What to do: Which lines below contain the word "count"? Copy each of them.

═════ Data records

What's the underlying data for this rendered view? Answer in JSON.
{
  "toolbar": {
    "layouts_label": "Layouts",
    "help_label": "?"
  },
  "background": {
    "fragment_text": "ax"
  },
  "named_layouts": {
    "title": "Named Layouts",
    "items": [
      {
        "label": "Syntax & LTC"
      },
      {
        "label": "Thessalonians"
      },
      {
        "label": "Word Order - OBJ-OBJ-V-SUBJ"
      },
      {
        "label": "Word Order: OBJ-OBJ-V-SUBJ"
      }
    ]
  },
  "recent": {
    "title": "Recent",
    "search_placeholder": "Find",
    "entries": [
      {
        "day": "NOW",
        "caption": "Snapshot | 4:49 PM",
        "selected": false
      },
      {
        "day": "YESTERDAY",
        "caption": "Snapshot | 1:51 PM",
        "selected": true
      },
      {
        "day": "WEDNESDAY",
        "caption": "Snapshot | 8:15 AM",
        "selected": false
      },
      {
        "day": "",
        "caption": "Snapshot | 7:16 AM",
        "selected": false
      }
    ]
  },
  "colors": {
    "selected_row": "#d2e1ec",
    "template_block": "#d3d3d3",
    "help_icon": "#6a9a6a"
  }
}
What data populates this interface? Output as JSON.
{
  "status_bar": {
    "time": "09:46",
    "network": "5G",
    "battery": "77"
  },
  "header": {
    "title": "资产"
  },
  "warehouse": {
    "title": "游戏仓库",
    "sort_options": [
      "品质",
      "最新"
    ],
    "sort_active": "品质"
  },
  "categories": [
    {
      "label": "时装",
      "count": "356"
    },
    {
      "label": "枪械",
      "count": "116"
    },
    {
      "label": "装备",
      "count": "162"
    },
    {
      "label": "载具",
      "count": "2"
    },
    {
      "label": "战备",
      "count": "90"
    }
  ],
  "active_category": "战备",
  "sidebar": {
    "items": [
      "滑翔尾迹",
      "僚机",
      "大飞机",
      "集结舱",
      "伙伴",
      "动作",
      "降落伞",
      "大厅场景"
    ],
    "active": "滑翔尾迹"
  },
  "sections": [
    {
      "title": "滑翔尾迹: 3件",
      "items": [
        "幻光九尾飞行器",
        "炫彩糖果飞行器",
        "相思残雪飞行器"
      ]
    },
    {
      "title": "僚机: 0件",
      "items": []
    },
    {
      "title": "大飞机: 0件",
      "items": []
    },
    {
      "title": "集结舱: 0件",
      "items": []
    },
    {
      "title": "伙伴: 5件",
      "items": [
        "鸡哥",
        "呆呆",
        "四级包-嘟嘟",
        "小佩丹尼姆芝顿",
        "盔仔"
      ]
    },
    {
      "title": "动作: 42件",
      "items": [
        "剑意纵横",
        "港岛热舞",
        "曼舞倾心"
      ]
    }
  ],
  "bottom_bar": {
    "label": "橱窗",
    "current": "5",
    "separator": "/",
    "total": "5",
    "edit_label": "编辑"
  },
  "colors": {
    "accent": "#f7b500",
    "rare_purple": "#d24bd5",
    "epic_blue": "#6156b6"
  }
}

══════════

Exercise response:
      "count": "356"
      "count": "116"
      "count": "162"
      "count": "2"
      "count": "90"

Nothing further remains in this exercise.